RECORDS FOR THE TASK below:

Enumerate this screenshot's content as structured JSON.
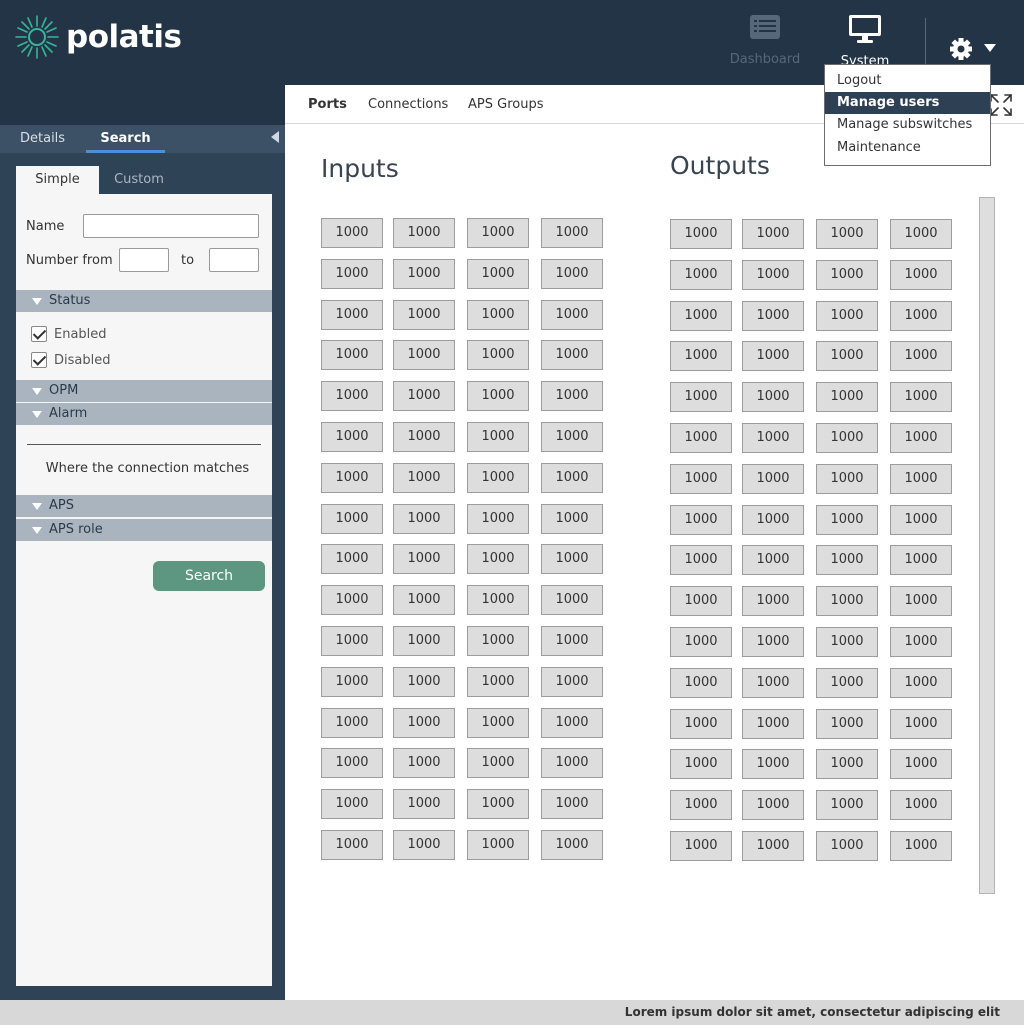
{
  "app": {
    "logo_text": "polatis"
  },
  "header": {
    "nav": [
      {
        "label": "Dashboard",
        "icon": "dashboard-list-icon"
      },
      {
        "label": "System",
        "icon": "monitor-icon"
      }
    ],
    "settings_icon": "gear-icon"
  },
  "settings_menu": {
    "items": [
      "Logout",
      "Manage users",
      "Manage subswitches",
      "Maintenance"
    ],
    "active": "Manage users"
  },
  "side_panel": {
    "tabs": [
      "Details",
      "Search"
    ],
    "active_tab": "Search",
    "subtabs": [
      "Simple",
      "Custom"
    ],
    "active_subtab": "Simple",
    "name_label": "Name",
    "name_value": "",
    "number_from_label": "Number from",
    "to_label": "to",
    "number_from_value": "",
    "number_to_value": "",
    "sections": {
      "status": "Status",
      "opm": "OPM",
      "alarm": "Alarm",
      "aps": "APS",
      "aps_role": "APS role"
    },
    "status_options": [
      {
        "label": "Enabled",
        "checked": true
      },
      {
        "label": "Disabled",
        "checked": true
      }
    ],
    "match_text": "Where the connection matches",
    "search_button": "Search"
  },
  "main": {
    "tabs": [
      "Ports",
      "Connections",
      "APS Groups"
    ],
    "active_tab": "Ports",
    "inputs_title": "Inputs",
    "outputs_title": "Outputs",
    "port_label": "1000",
    "rows": 16,
    "cols": 4
  },
  "footer": {
    "text": "Lorem ipsum dolor sit amet, consectetur adipiscing elit"
  },
  "colors": {
    "header_bg": "#243447",
    "rail_bg": "#2f4357",
    "accent_blue": "#4a90d9",
    "search_button": "#5d9782",
    "logo_accent": "#36b59a"
  }
}
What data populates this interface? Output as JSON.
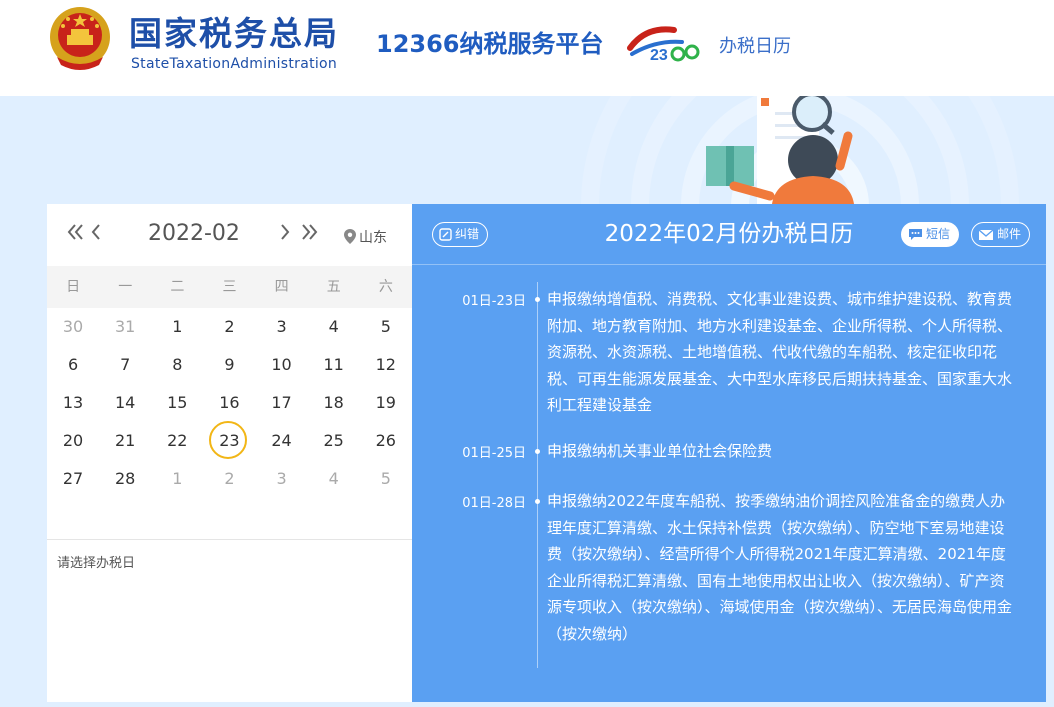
{
  "header": {
    "brand_cn": "国家税务总局",
    "brand_en": "StateTaxationAdministration",
    "platform_title": "12366纳税服务平台",
    "page_link": "办税日历"
  },
  "calendar": {
    "month_label": "2022-02",
    "location": "山东",
    "weekdays": [
      "日",
      "一",
      "二",
      "三",
      "四",
      "五",
      "六"
    ],
    "weeks": [
      [
        "30",
        "31",
        "1",
        "2",
        "3",
        "4",
        "5"
      ],
      [
        "6",
        "7",
        "8",
        "9",
        "10",
        "11",
        "12"
      ],
      [
        "13",
        "14",
        "15",
        "16",
        "17",
        "18",
        "19"
      ],
      [
        "20",
        "21",
        "22",
        "23",
        "24",
        "25",
        "26"
      ],
      [
        "27",
        "28",
        "1",
        "2",
        "3",
        "4",
        "5"
      ]
    ],
    "today": "23",
    "select_hint": "请选择办税日"
  },
  "schedule": {
    "title": "2022年02月份办税日历",
    "correction_label": "纠错",
    "sms_label": "短信",
    "email_label": "邮件",
    "entries": [
      {
        "date": "01日-23日",
        "text": "申报缴纳增值税、消费税、文化事业建设费、城市维护建设税、教育费附加、地方教育附加、地方水利建设基金、企业所得税、个人所得税、资源税、水资源税、土地增值税、代收代缴的车船税、核定征收印花税、可再生能源发展基金、大中型水库移民后期扶持基金、国家重大水利工程建设基金"
      },
      {
        "date": "01日-25日",
        "text": "申报缴纳机关事业单位社会保险费"
      },
      {
        "date": "01日-28日",
        "text": "申报缴纳2022年度车船税、按季缴纳油价调控风险准备金的缴费人办理年度汇算清缴、水土保持补偿费（按次缴纳）、防空地下室易地建设费（按次缴纳）、经营所得个人所得税2021年度汇算清缴、2021年度企业所得税汇算清缴、国有土地使用权出让收入（按次缴纳）、矿产资源专项收入（按次缴纳）、海域使用金（按次缴纳）、无居民海岛使用金（按次缴纳）"
      }
    ]
  },
  "colors": {
    "brand_blue": "#1e4fa8",
    "panel_blue": "#5aa0f2",
    "today_ring": "#f2b616",
    "banner_bg": "#e0efff"
  },
  "icons": [
    "national-emblem-icon",
    "double-chevron-left-icon",
    "chevron-left-icon",
    "chevron-right-icon",
    "double-chevron-right-icon",
    "location-pin-icon",
    "edit-icon",
    "chat-icon",
    "mail-icon"
  ]
}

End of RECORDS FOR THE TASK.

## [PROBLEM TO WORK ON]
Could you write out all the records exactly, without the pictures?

## [RESULT OF THIS TASK]
Enumerate this screenshot's content as structured JSON.
{
  "app": {
    "logo_text": "polatis"
  },
  "header": {
    "nav": [
      {
        "label": "Dashboard",
        "icon": "dashboard-list-icon"
      },
      {
        "label": "System",
        "icon": "monitor-icon"
      }
    ],
    "settings_icon": "gear-icon"
  },
  "settings_menu": {
    "items": [
      "Logout",
      "Manage users",
      "Manage subswitches",
      "Maintenance"
    ],
    "active": "Manage users"
  },
  "side_panel": {
    "tabs": [
      "Details",
      "Search"
    ],
    "active_tab": "Search",
    "subtabs": [
      "Simple",
      "Custom"
    ],
    "active_subtab": "Simple",
    "name_label": "Name",
    "name_value": "",
    "number_from_label": "Number from",
    "to_label": "to",
    "number_from_value": "",
    "number_to_value": "",
    "sections": {
      "status": "Status",
      "opm": "OPM",
      "alarm": "Alarm",
      "aps": "APS",
      "aps_role": "APS role"
    },
    "status_options": [
      {
        "label": "Enabled",
        "checked": true
      },
      {
        "label": "Disabled",
        "checked": true
      }
    ],
    "match_text": "Where the connection matches",
    "search_button": "Search"
  },
  "main": {
    "tabs": [
      "Ports",
      "Connections",
      "APS Groups"
    ],
    "active_tab": "Ports",
    "inputs_title": "Inputs",
    "outputs_title": "Outputs",
    "port_label": "1000",
    "rows": 16,
    "cols": 4
  },
  "footer": {
    "text": "Lorem ipsum dolor sit amet, consectetur adipiscing elit"
  },
  "colors": {
    "header_bg": "#243447",
    "rail_bg": "#2f4357",
    "accent_blue": "#4a90d9",
    "search_button": "#5d9782",
    "logo_accent": "#36b59a"
  }
}
What data populates this interface? Output as JSON.
{
  "header": {
    "brand_cn": "国家税务总局",
    "brand_en": "StateTaxationAdministration",
    "platform_title": "12366纳税服务平台",
    "page_link": "办税日历"
  },
  "calendar": {
    "month_label": "2022-02",
    "location": "山东",
    "weekdays": [
      "日",
      "一",
      "二",
      "三",
      "四",
      "五",
      "六"
    ],
    "weeks": [
      [
        "30",
        "31",
        "1",
        "2",
        "3",
        "4",
        "5"
      ],
      [
        "6",
        "7",
        "8",
        "9",
        "10",
        "11",
        "12"
      ],
      [
        "13",
        "14",
        "15",
        "16",
        "17",
        "18",
        "19"
      ],
      [
        "20",
        "21",
        "22",
        "23",
        "24",
        "25",
        "26"
      ],
      [
        "27",
        "28",
        "1",
        "2",
        "3",
        "4",
        "5"
      ]
    ],
    "today": "23",
    "select_hint": "请选择办税日"
  },
  "schedule": {
    "title": "2022年02月份办税日历",
    "correction_label": "纠错",
    "sms_label": "短信",
    "email_label": "邮件",
    "entries": [
      {
        "date": "01日-23日",
        "text": "申报缴纳增值税、消费税、文化事业建设费、城市维护建设税、教育费附加、地方教育附加、地方水利建设基金、企业所得税、个人所得税、资源税、水资源税、土地增值税、代收代缴的车船税、核定征收印花税、可再生能源发展基金、大中型水库移民后期扶持基金、国家重大水利工程建设基金"
      },
      {
        "date": "01日-25日",
        "text": "申报缴纳机关事业单位社会保险费"
      },
      {
        "date": "01日-28日",
        "text": "申报缴纳2022年度车船税、按季缴纳油价调控风险准备金的缴费人办理年度汇算清缴、水土保持补偿费（按次缴纳）、防空地下室易地建设费（按次缴纳）、经营所得个人所得税2021年度汇算清缴、2021年度企业所得税汇算清缴、国有土地使用权出让收入（按次缴纳）、矿产资源专项收入（按次缴纳）、海域使用金（按次缴纳）、无居民海岛使用金（按次缴纳）"
      }
    ]
  },
  "colors": {
    "brand_blue": "#1e4fa8",
    "panel_blue": "#5aa0f2",
    "today_ring": "#f2b616",
    "banner_bg": "#e0efff"
  },
  "icons": [
    "national-emblem-icon",
    "double-chevron-left-icon",
    "chevron-left-icon",
    "chevron-right-icon",
    "double-chevron-right-icon",
    "location-pin-icon",
    "edit-icon",
    "chat-icon",
    "mail-icon"
  ]
}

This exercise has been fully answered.